It's like me watching a wonderful Pacquiao fight, but half-expecting a lucky punch to hit him at any moment.

But deep inside I was enjoying everything, and feeling good about it.

In the end, it was an amazing moment for a lot of people.

April 24, 2011

Most important

Fifteen years of doing applied survey research taught me to not only respect diversity of opinions, but to also recognize that the majority opinion isn't necessarily the right one.

The First Quarter 2011 SWS survey found that about 6 out of ten (57%) of adult Filipinos "consider Christmas as a more important day than Easter Sunday".

Which is why I'm glad that Fr. Jun Sescon, Chaplain at the Greenbelt chapel, pointed this out in his homily.

Without discrediting the survey results (unlike the favorite reaction now of certain people in government), Fr. Jun set the record straight that Easter is the most important Christian holiday. While Christmas is the beginning of Christ's mission, Easter represents its fulfillment.

"It is what gives meaning to everything."

Joan and I like how Fr. Jun always say the right words. ^^

The majority preference for Christmas over Easter reflects the people's closer affinity to all that is traditionally more joyous and merrier.

Plus, as Fr. Jun also mentioned, it's during Christmas that one gets to receive gifts.

I'm not religious nor am I well-versed in my own faith, but somehow I believe Easter gives us a more important gift -- hope.

Happy Easter to all!

April 10, 2011


There’s a small portion along EDSA that treats me to a different kind of journey.

I call this little stretch of road Cocoa Drive. It’s where the Ricoa factory is located along EDSA, near Boni Avenue.

The factory is obviously still brewing chocolate big-time – the deliciously rich chocolate scent surrounding that area at night is strong enough to penetrate air conditioning.

So to heck with smog, I’d roll my window down and, for a few seconds, imagine champorado, Flat-Tops, tablea, and hot chocolate.

That little burst of sensory overload is all it takes to make the rest of the drive a little more pleasant amid monster bus drivers, bukas-kotse gangs, rugby-sniffing kids, and motorcycle riders who think they’re made of adamantium.

Mmmm… I’ll have Milo tonight.

January 29, 2011

After twenty

January 14, 2011: SDHSA's Batch 1991 hit the streets at the Kalibo Ati-atihan festival. More photos at Facebook.
2011 is sure quick to show how eventful a year it will be. It’s only January and already it got me to several events, each proving to be very memorable.

The first was the high school reunion.

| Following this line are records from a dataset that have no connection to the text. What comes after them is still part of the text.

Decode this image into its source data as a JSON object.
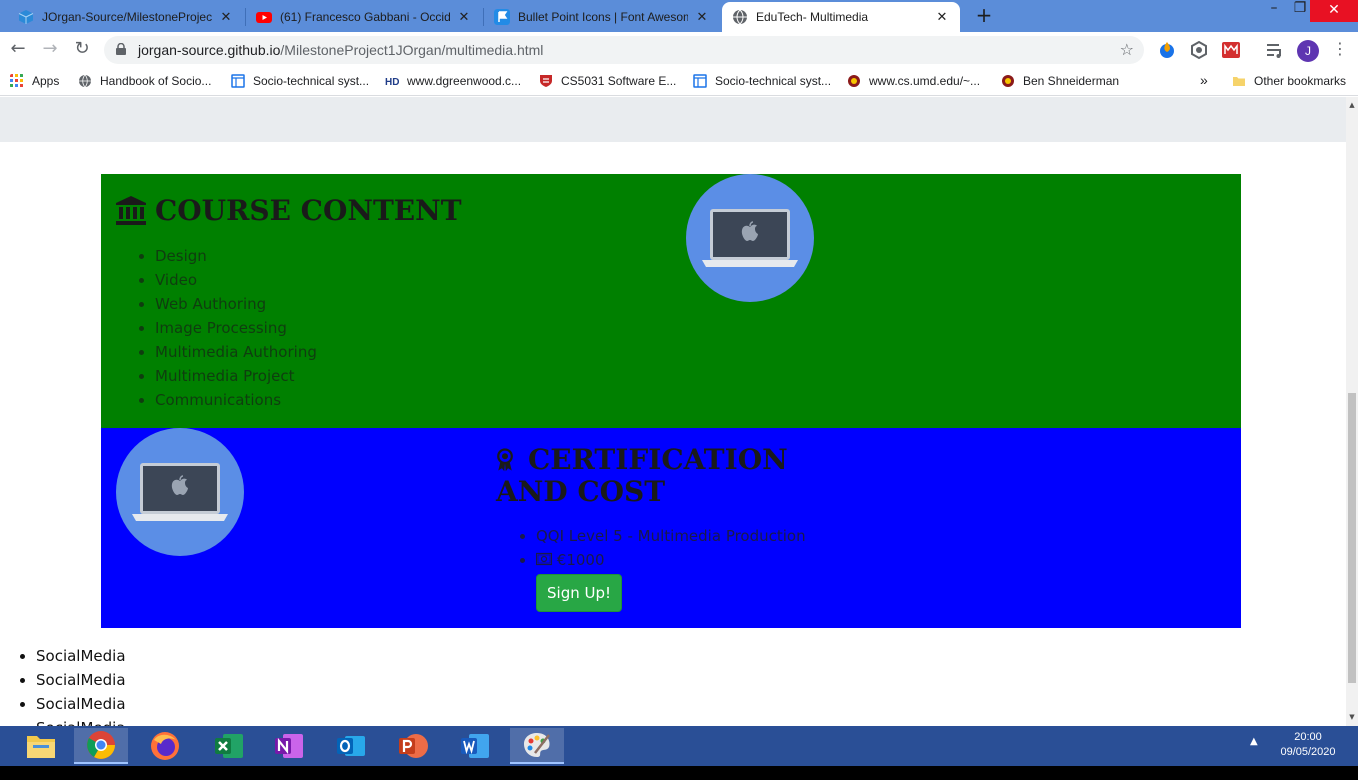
{
  "browser": {
    "tabs": [
      {
        "title": "JOrgan-Source/MilestoneProject",
        "icon": "cube-icon",
        "color": "#2b8ad8"
      },
      {
        "title": "(61) Francesco Gabbani - Occide",
        "icon": "youtube-icon",
        "color": "#ff0000"
      },
      {
        "title": "Bullet Point Icons | Font Awesom",
        "icon": "flag-icon",
        "color": "#228be6"
      },
      {
        "title": "EduTech- Multimedia",
        "icon": "globe-icon",
        "color": "#5f6368"
      }
    ],
    "new_tab_label": "+",
    "url_host": "jorgan-source.github.io",
    "url_path": "/MilestoneProject1JOrgan/multimedia.html",
    "profile_initial": "J"
  },
  "bookmarks": {
    "apps_label": "Apps",
    "items": [
      "Handbook of Socio...",
      "Socio-technical syst...",
      "www.dgreenwood.c...",
      "CS5031 Software E...",
      "Socio-technical syst...",
      "www.cs.umd.edu/~...",
      "Ben Shneiderman"
    ],
    "overflow": "»",
    "other": "Other bookmarks"
  },
  "page": {
    "course": {
      "icon": "university-icon",
      "heading": "COURSE CONTENT",
      "items": [
        "Design",
        "Video",
        "Web Authoring",
        "Image Processing",
        "Multimedia Authoring",
        "Multimedia Project",
        "Communications"
      ],
      "bg": "#008000",
      "image": "laptop-icon"
    },
    "cert": {
      "icon": "award-icon",
      "heading_line1": "CERTIFICATION",
      "heading_line2": "AND COST",
      "items": [
        "QQI Level 5 - Multimedia Production",
        "€1000"
      ],
      "cost_icon": "money-bill-icon",
      "button": "Sign Up!",
      "bg": "#0000ff",
      "button_color": "#28a745"
    },
    "social": [
      "SocialMedia",
      "SocialMedia",
      "SocialMedia",
      "SocialMedia"
    ]
  },
  "taskbar": {
    "apps": [
      "file-explorer-icon",
      "chrome-icon",
      "firefox-icon",
      "excel-icon",
      "onenote-icon",
      "outlook-icon",
      "powerpoint-icon",
      "word-icon",
      "paint-icon"
    ],
    "time": "20:00",
    "date": "09/05/2020"
  }
}
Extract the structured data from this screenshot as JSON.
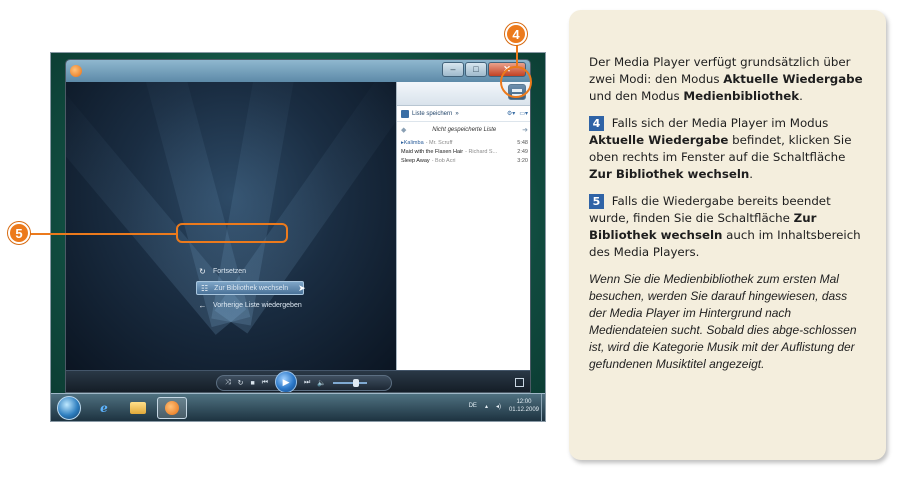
{
  "screenshot": {
    "list_pane": {
      "save_list_label": "Liste speichern",
      "playlist_title": "Nicht gespeicherte Liste",
      "tracks": [
        {
          "title": "Kalimba",
          "artist": "Mr. Scruff",
          "duration": "5:48"
        },
        {
          "title": "Maid with the Flaxen Hair",
          "artist": "Richard S...",
          "duration": "2:49"
        },
        {
          "title": "Sleep Away",
          "artist": "Bob Acri",
          "duration": "3:20"
        }
      ]
    },
    "stage_menu": {
      "resume": "Fortsetzen",
      "switch_library": "Zur Bibliothek wechseln",
      "play_previous": "Vorherige Liste wiedergeben"
    },
    "taskbar": {
      "language": "DE",
      "time": "12:00",
      "date": "01.12.2009"
    }
  },
  "callouts": {
    "four": "4",
    "five": "5"
  },
  "info": {
    "p1_a": "Der Media Player verfügt grundsätzlich über zwei Modi: den Modus ",
    "p1_b": "Aktuelle Wiedergabe",
    "p1_c": " und den Modus ",
    "p1_d": "Medienbibliothek",
    "p1_e": ".",
    "p2_num": "4",
    "p2_a": " Falls sich der Media Player im Modus ",
    "p2_b": "Aktuelle Wiedergabe",
    "p2_c": " befindet, klicken Sie oben rechts im Fenster auf die Schaltfläche ",
    "p2_d": "Zur Bibliothek wechseln",
    "p2_e": ".",
    "p3_num": "5",
    "p3_a": " Falls die Wiedergabe bereits beendet wurde, finden Sie die Schaltfläche ",
    "p3_b": "Zur Bibliothek wechseln",
    "p3_c": " auch im Inhaltsbereich des Media Players.",
    "note": "Wenn Sie die Medienbibliothek zum ersten Mal besuchen, werden Sie darauf hingewiesen, dass der Media Player im Hintergrund nach Mediendateien sucht. Sobald dies abge-schlossen ist, wird die Kategorie Musik mit der Auflistung der gefundenen Musiktitel angezeigt."
  }
}
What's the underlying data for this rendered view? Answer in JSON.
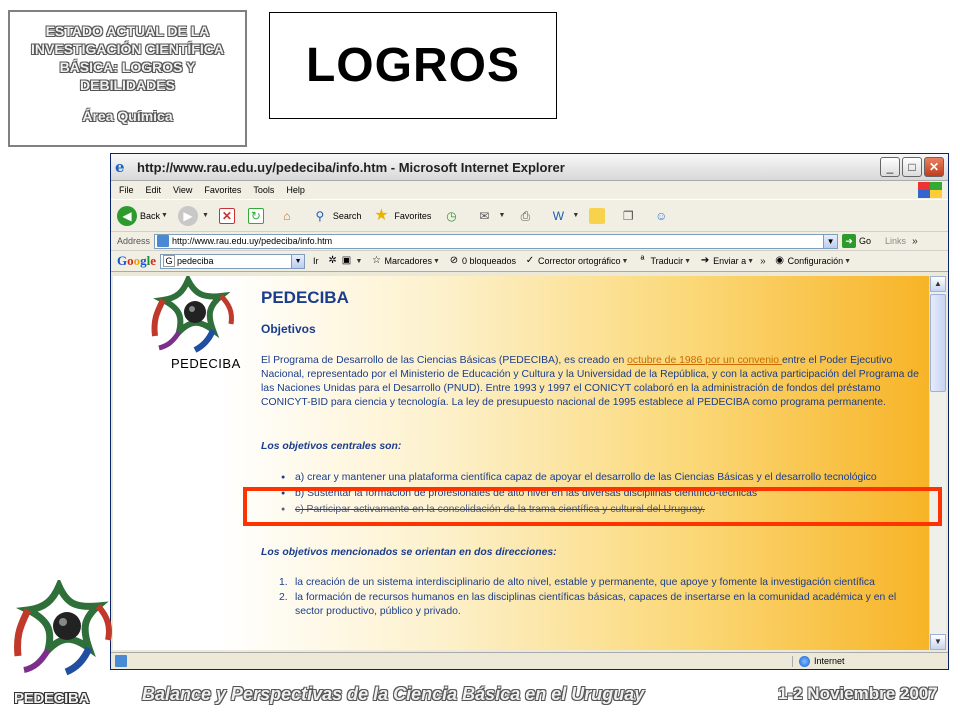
{
  "slide": {
    "title_lines": [
      "ESTADO ACTUAL DE LA",
      "INVESTIGACIÓN CIENTÍFICA",
      "BÁSICA: LOGROS Y",
      "DEBILIDADES"
    ],
    "area": "Área Química",
    "heading": "LOGROS",
    "footer_text": "Balance y Perspectivas de la Ciencia Básica en el Uruguay",
    "footer_date": "1-2 Noviembre 2007",
    "footer_logo_text": "PEDECIBA"
  },
  "window": {
    "title": "http://www.rau.edu.uy/pedeciba/info.htm - Microsoft Internet Explorer",
    "controls": {
      "minimize": "_",
      "maximize": "□",
      "close": "✕"
    }
  },
  "menu": [
    "File",
    "Edit",
    "View",
    "Favorites",
    "Tools",
    "Help"
  ],
  "toolbar": {
    "back_label": "Back",
    "search_label": "Search",
    "favorites_label": "Favorites"
  },
  "address": {
    "label": "Address",
    "value": "http://www.rau.edu.uy/pedeciba/info.htm",
    "go_label": "Go",
    "links_label": "Links"
  },
  "google_bar": {
    "logo_letters": [
      "G",
      "o",
      "o",
      "g",
      "l",
      "e"
    ],
    "search_value": "pedeciba",
    "truncated": "Ir",
    "marcadores": "Marcadores",
    "bloqueados": "0 bloqueados",
    "corrector": "Corrector ortográfico",
    "traducir": "Traducir",
    "enviar": "Enviar a",
    "configuracion": "Configuración"
  },
  "page": {
    "logo_text": "PEDECIBA",
    "h1": "PEDECIBA",
    "h2": "Objetivos",
    "para_before": "El Programa de Desarrollo de las Ciencias Básicas (PEDECIBA), es creado en ",
    "para_link": "octubre de 1986 por un convenio ",
    "para_after": "entre el Poder Ejecutivo Nacional, representado por el Ministerio de Educación y Cultura y la Universidad de la República, y con la activa participación del Programa de las Naciones Unidas para el Desarrollo (PNUD). Entre 1993 y 1997 el CONICYT colaboró en la administración de fondos del préstamo CONICYT-BID para ciencia y tecnología. La ley de presupuesto nacional de 1995 establece al PEDECIBA como programa permanente.",
    "objectives_heading": "Los objetivos centrales son:",
    "objectives": [
      "a) crear y mantener una plataforma científica capaz de apoyar el desarrollo de las Ciencias Básicas y el desarrollo tecnológico",
      "b) Sustentar la formación de profesionales de alto nivel en las diversas disciplinas científico-técnicas",
      "c) Participar activamente en la consolidación de la trama científica y cultural del Uruguay."
    ],
    "directions_heading": "Los objetivos mencionados se orientan en dos direcciones:",
    "directions": [
      {
        "num": "1.",
        "text": "la creación de un sistema interdisciplinario de alto nivel, estable y permanente, que apoye y fomente la investigación científica"
      },
      {
        "num": "2.",
        "text": "la formación de recursos humanos en las disciplinas científicas básicas, capaces de insertarse en la comunidad académica y en el sector productivo, público y privado."
      }
    ]
  },
  "status": {
    "zone": "Internet"
  },
  "colors": {
    "highlight": "#ff3300",
    "page_text": "#1a3d8c",
    "link": "#cc6a00"
  }
}
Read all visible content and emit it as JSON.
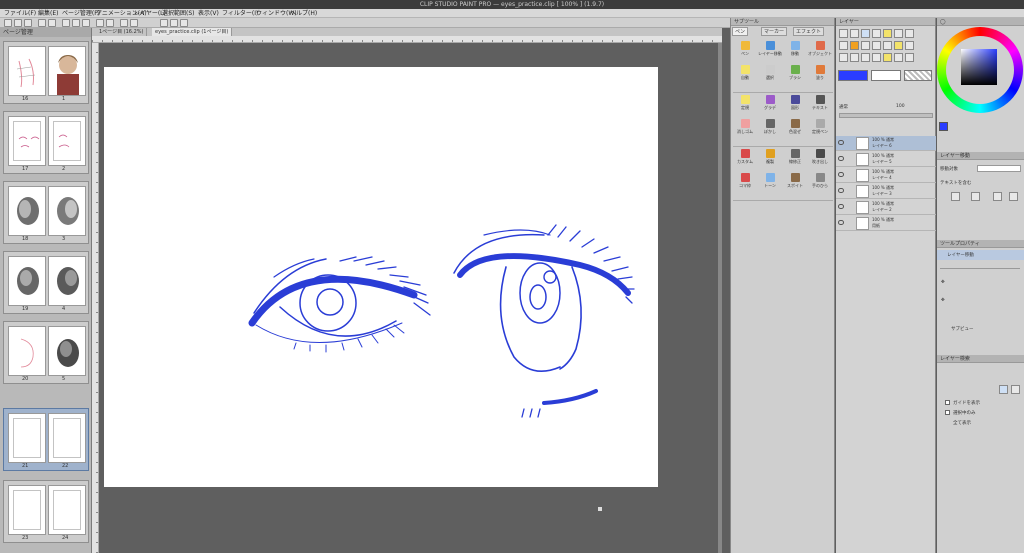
{
  "window": {
    "title": "CLIP STUDIO PAINT PRO — eyes_practice.clip [ 100% ] (1.9.7)"
  },
  "menu": [
    "ファイル(F)",
    "編集(E)",
    "ページ管理(P)",
    "アニメーション(A)",
    "レイヤー(L)",
    "選択範囲(S)",
    "表示(V)",
    "フィルター(I)",
    "ウィンドウ(W)",
    "ヘルプ(H)"
  ],
  "navigator": {
    "title": "ページ管理",
    "pages": [
      {
        "l": "16",
        "r": "1"
      },
      {
        "l": "17",
        "r": "2"
      },
      {
        "l": "18",
        "r": "3"
      },
      {
        "l": "19",
        "r": "4"
      },
      {
        "l": "20",
        "r": "5"
      },
      {
        "l": "21",
        "r": "22"
      },
      {
        "l": "23",
        "r": "24"
      }
    ]
  },
  "document_tabs": [
    "1ページ目 (16.2%)",
    "eyes_practice.clip (1ページ目)"
  ],
  "tool_palette": {
    "title": "サブツール",
    "tabs": [
      "ペン",
      "マーカー",
      "エフェクト"
    ],
    "tools": [
      "ペン",
      "レイヤー移動",
      "移動",
      "オブジェクト",
      "自動",
      "選択",
      "ブラシ",
      "塗り",
      "定規",
      "グラデ",
      "図形",
      "テキスト",
      "消しゴム",
      "ぼかし",
      "色混ぜ",
      "定規ペン",
      "カスタム",
      "複製",
      "線修正",
      "吹き出し",
      "コマ枠",
      "トーン",
      "スポイト",
      "手のひら"
    ]
  },
  "layer_panel": {
    "title": "レイヤー",
    "blend_mode": "通常",
    "opacity": "100",
    "layers": [
      {
        "name": "100 % 通常",
        "sub": "レイヤー 6"
      },
      {
        "name": "100 % 通常",
        "sub": "レイヤー 5"
      },
      {
        "name": "100 % 通常",
        "sub": "レイヤー 4"
      },
      {
        "name": "100 % 通常",
        "sub": "レイヤー 3"
      },
      {
        "name": "100 % 通常",
        "sub": "レイヤー 2"
      },
      {
        "name": "100 % 通常",
        "sub": "用紙"
      }
    ]
  },
  "tool_property": {
    "title": "ツールプロパティ",
    "label1": "レイヤー移動",
    "label2": "移動対象",
    "label3": "テキストを含む",
    "label4": "サブビュー"
  },
  "layer_search": {
    "title": "レイヤー検索",
    "options": [
      "ガイドを表示",
      "選択中のみ",
      "全て表示"
    ]
  },
  "colors": {
    "main": "#2a3dff",
    "line": "#2a3dd6"
  }
}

If you ask me what part of my life I consider the happiest, you can bet that I will say… yes, marrying my wife. ^^

That, and high school.

You see, there are perks to going though high school brain-dead: I only had the good times and none of the emo stuffs that come with growing pains. In high school I learned, in college and thereafter I understood.

After twenty years, I realize that I am still learning, and still catching on with understanding.

The things I learned during the reunion were mostly about three things: who’s got a crush on whom, who went out with whom, and who went out with whom after graduation.

But the difference with this experience now is that understanding isn’t that difficult, and there was none of that uncomfortable feeling anymore.

January 15, 2011: At Saylo club and restaurant in Kalibo. Photo courtesy of Toto Tonel-M.
It was wonderful seeing over twenty of my old classmates. Very briefly I slipped into that long lost high school personality (or was it even lost?) – revisiting old memories – before bringing everything back to the present time and life.

I’m glad I went home for the reunion. I regret having hesitations earlier, mainly because of work. But in the end the experience was priceless.

I hope more can attend the fuller event next year.


The other delightful events that made my visit to Aklan worth every while were the chance to see four siblings pull the most elaborate and wonderful surprise for their mother in celebration of her retirement, and my mother’s family reunion in Batan.

Happy times. ^^

January 16, 2011: With mother-side relatives in Batan.